» **Material supplied**:

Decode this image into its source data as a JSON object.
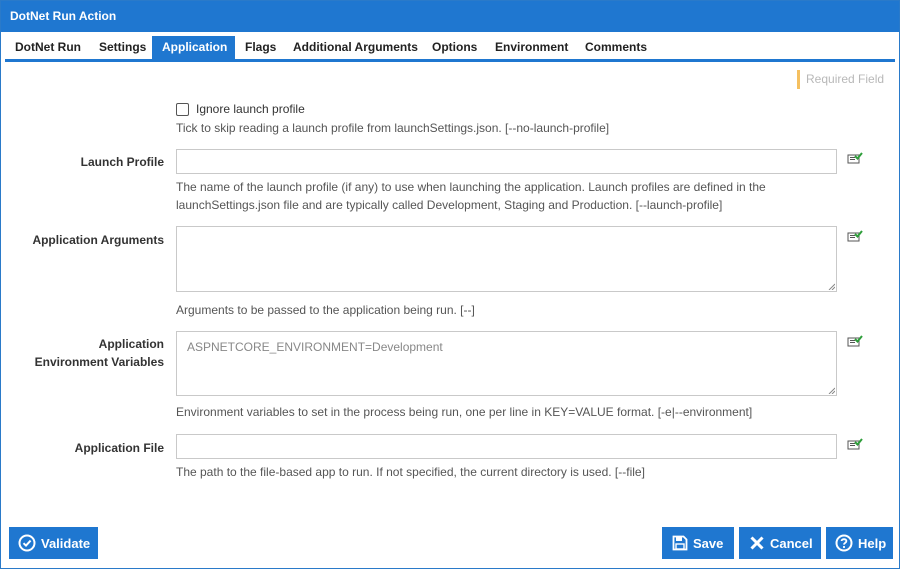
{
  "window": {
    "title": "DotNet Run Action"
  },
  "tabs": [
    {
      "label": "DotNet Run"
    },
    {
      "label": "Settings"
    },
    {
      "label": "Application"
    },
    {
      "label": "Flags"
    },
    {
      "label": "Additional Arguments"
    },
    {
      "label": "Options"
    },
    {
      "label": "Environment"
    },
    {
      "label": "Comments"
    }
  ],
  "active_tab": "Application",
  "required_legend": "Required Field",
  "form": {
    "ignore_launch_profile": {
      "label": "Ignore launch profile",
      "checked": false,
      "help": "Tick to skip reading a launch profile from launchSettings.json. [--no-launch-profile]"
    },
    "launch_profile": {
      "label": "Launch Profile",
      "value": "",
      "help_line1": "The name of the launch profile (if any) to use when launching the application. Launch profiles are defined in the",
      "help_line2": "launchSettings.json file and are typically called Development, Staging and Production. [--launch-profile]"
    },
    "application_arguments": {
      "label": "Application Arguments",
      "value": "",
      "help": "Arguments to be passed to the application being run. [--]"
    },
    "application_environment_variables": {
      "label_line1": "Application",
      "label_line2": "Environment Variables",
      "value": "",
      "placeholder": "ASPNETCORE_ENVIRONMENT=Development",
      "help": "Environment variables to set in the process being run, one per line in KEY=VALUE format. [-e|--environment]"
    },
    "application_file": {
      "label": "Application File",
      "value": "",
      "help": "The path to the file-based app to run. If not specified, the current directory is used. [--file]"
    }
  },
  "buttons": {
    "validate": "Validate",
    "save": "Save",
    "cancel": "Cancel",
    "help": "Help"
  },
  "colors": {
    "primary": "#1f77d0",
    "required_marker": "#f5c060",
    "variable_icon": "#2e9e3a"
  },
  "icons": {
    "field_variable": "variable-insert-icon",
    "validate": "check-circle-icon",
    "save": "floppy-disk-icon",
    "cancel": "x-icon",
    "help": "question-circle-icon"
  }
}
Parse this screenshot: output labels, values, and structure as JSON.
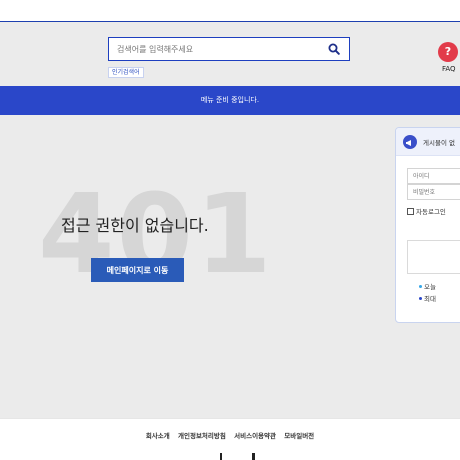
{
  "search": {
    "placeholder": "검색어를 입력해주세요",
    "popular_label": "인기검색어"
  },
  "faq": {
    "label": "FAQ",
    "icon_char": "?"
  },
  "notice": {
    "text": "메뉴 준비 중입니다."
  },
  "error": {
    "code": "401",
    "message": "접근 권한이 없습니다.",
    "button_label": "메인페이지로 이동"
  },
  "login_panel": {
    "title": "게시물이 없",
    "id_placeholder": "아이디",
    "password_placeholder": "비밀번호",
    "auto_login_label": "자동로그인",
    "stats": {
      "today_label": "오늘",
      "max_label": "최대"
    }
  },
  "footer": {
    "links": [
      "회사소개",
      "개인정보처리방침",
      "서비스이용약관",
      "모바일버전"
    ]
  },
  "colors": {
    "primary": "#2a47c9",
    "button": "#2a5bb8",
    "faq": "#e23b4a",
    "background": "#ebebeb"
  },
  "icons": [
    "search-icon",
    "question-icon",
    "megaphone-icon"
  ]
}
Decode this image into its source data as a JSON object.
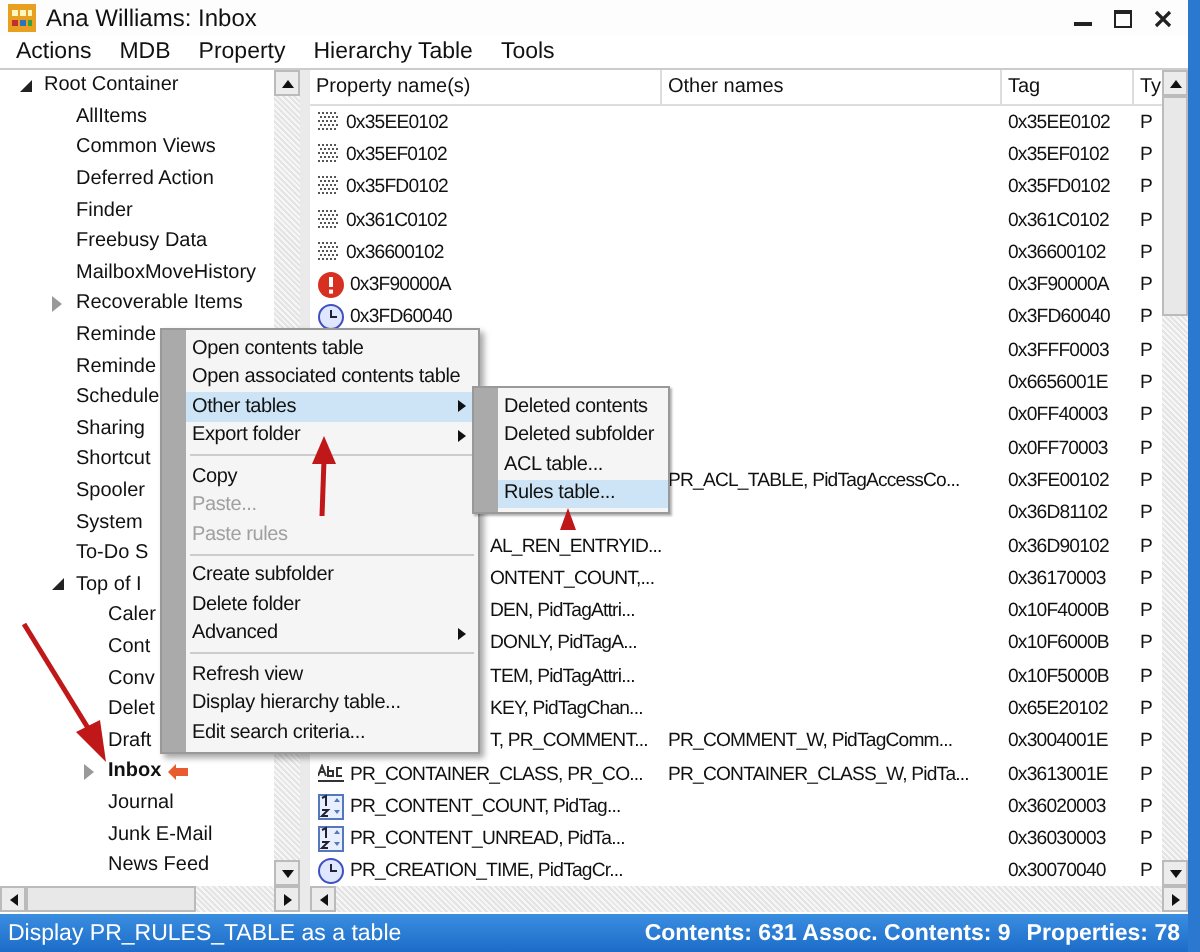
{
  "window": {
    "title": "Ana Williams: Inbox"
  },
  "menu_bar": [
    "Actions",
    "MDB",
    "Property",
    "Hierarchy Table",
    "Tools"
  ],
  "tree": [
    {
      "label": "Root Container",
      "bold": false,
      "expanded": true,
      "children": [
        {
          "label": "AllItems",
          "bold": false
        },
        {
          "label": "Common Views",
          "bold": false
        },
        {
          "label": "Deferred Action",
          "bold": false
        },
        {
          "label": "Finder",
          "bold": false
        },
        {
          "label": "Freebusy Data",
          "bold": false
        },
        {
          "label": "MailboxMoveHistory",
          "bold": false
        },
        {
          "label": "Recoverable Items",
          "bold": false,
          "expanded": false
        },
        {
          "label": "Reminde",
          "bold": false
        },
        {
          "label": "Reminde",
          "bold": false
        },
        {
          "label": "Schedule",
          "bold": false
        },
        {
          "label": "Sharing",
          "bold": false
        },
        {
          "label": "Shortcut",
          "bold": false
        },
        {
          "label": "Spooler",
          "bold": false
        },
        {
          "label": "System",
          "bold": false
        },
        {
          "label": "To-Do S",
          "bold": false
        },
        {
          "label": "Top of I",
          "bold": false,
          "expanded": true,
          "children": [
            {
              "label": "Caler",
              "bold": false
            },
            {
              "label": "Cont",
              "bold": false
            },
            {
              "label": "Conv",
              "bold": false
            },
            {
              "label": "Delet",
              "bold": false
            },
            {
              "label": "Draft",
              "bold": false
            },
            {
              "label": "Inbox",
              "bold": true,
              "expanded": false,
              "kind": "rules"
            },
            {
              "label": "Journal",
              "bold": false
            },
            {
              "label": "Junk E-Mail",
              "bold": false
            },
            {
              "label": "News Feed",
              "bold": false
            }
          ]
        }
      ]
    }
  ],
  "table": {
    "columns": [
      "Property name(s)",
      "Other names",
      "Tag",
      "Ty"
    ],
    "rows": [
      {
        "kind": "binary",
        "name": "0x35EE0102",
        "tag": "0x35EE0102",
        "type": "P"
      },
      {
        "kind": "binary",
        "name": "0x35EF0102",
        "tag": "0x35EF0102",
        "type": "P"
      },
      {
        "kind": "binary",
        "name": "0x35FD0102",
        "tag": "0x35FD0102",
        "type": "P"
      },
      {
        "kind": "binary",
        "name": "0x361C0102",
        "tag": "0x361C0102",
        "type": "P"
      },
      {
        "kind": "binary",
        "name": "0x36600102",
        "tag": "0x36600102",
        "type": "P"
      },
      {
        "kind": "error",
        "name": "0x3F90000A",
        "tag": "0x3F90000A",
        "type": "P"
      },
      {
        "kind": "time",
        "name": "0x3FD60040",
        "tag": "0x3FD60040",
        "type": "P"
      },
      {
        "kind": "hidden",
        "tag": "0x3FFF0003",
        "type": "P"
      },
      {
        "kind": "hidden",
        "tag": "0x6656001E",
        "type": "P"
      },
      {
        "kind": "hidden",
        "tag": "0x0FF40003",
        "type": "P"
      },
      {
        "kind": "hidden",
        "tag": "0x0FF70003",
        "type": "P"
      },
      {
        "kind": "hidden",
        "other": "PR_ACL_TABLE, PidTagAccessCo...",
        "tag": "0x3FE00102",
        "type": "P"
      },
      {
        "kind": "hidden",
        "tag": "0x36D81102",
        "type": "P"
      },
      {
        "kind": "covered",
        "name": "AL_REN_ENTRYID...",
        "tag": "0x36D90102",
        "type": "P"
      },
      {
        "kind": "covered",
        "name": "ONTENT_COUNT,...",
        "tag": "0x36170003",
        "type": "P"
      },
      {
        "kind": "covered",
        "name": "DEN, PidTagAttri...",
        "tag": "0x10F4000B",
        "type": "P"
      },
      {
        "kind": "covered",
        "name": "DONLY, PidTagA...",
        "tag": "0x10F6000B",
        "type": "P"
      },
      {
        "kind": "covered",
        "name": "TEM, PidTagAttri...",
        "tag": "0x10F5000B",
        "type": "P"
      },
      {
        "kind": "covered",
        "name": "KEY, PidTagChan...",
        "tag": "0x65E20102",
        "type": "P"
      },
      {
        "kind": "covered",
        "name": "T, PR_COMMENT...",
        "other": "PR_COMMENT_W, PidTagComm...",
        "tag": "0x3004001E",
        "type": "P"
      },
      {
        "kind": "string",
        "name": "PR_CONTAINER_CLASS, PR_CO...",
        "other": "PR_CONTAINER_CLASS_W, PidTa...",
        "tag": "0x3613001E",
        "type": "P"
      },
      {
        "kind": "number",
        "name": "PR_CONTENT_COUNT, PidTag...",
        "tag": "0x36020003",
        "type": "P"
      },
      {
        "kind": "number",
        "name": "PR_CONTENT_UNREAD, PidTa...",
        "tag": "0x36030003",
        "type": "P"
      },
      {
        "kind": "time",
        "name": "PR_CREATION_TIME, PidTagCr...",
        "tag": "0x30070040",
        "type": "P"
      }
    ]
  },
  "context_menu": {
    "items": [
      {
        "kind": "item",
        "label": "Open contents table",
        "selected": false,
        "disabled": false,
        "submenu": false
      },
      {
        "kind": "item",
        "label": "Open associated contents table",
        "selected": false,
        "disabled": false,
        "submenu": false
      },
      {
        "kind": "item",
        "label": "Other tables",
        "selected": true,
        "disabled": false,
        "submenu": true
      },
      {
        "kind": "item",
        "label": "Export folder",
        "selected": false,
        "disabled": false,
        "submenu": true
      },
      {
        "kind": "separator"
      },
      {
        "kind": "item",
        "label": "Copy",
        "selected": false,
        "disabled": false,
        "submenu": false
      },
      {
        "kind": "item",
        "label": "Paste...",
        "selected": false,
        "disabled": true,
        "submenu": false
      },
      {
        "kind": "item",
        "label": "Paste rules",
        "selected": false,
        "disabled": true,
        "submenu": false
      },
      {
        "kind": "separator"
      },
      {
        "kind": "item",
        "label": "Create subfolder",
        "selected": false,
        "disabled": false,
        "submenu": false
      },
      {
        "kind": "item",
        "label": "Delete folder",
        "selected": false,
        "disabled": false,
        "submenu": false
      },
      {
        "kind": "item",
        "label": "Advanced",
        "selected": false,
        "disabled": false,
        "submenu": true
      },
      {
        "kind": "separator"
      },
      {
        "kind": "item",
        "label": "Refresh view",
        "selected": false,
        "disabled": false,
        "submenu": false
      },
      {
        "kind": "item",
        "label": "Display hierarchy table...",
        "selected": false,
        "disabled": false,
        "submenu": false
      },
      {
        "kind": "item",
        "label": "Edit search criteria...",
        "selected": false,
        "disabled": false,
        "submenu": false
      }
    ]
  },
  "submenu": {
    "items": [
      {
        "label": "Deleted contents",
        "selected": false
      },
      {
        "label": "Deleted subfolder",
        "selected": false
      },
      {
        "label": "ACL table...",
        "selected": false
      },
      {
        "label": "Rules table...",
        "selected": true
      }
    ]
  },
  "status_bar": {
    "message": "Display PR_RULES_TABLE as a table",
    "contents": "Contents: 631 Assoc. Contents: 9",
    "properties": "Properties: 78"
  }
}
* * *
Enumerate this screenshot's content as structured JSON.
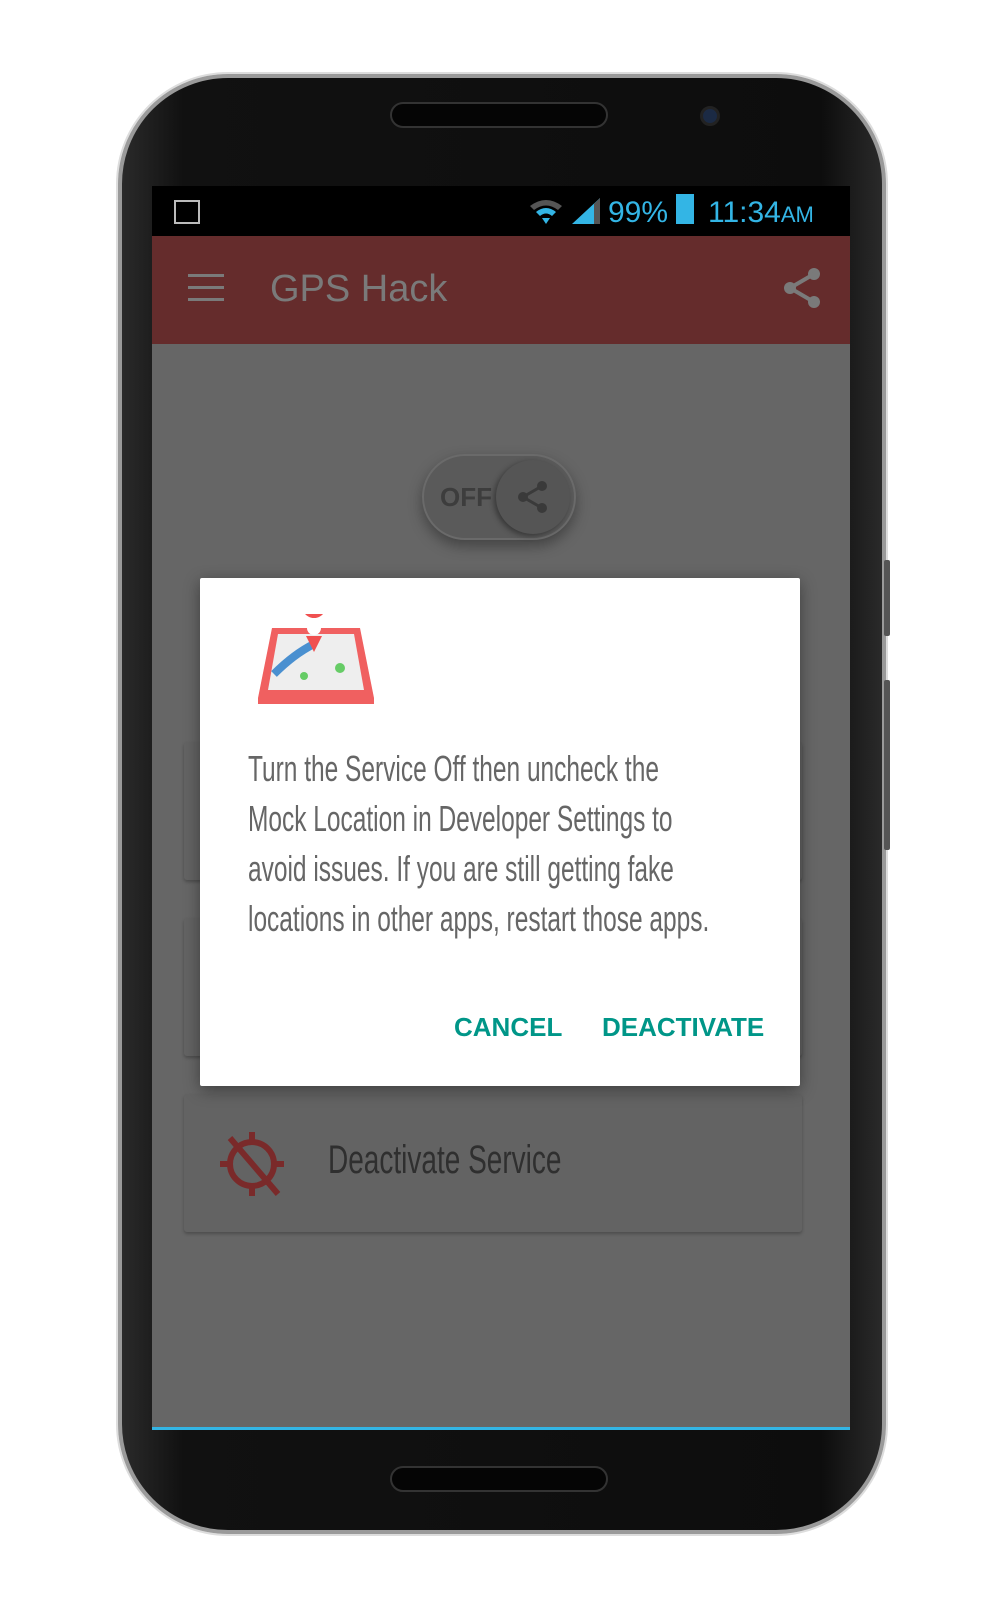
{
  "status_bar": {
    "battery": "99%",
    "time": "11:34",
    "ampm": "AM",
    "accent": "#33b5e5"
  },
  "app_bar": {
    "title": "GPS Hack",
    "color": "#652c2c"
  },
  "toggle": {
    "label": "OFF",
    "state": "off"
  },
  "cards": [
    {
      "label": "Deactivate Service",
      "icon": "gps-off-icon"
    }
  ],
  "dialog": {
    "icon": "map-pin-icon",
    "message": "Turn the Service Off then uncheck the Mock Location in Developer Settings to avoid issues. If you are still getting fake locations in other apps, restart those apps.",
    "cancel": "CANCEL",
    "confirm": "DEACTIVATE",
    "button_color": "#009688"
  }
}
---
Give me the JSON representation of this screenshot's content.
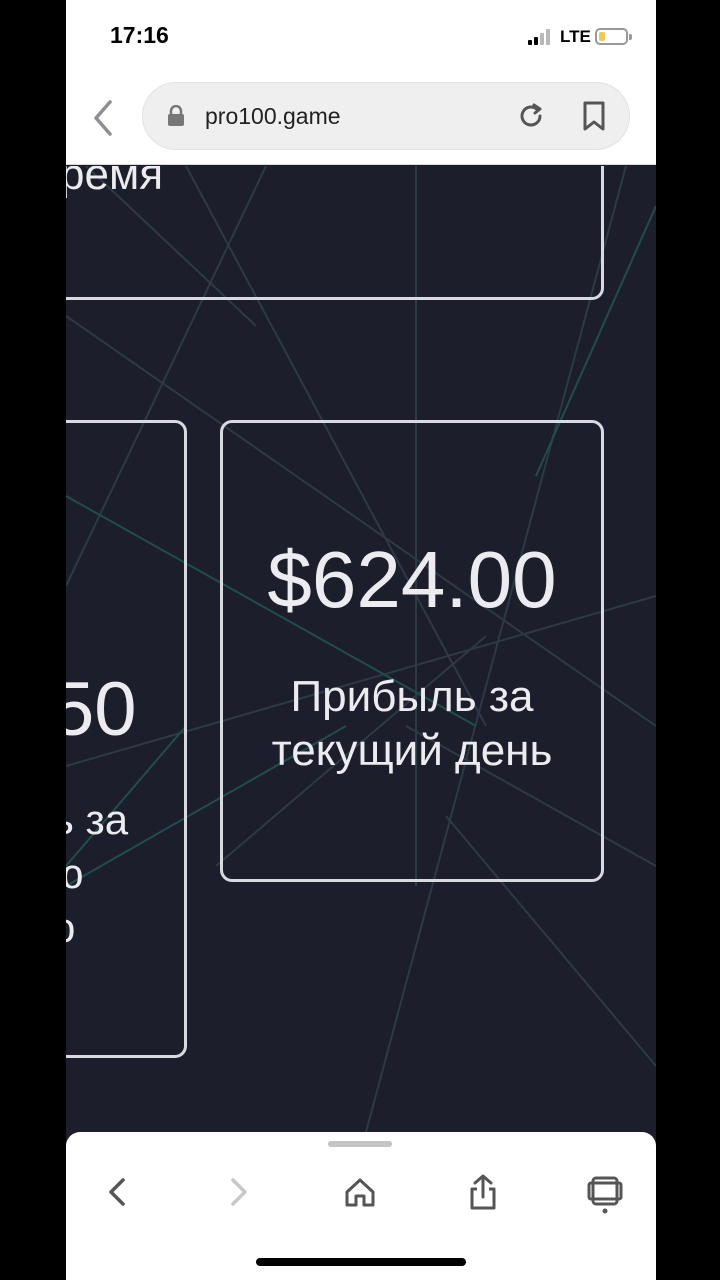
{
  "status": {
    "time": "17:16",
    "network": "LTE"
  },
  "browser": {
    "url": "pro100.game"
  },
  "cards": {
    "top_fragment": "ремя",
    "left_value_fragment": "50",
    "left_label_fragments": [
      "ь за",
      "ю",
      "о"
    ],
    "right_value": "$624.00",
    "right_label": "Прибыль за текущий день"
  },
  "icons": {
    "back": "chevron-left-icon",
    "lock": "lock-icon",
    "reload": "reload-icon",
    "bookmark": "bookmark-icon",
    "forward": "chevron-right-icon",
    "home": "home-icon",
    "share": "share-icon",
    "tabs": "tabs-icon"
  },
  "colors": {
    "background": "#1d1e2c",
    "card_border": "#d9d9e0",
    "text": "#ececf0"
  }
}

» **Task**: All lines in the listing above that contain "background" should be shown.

» **Finished exercise**:
    "background": "#ebebeb"
    "background": "#1d1e2c",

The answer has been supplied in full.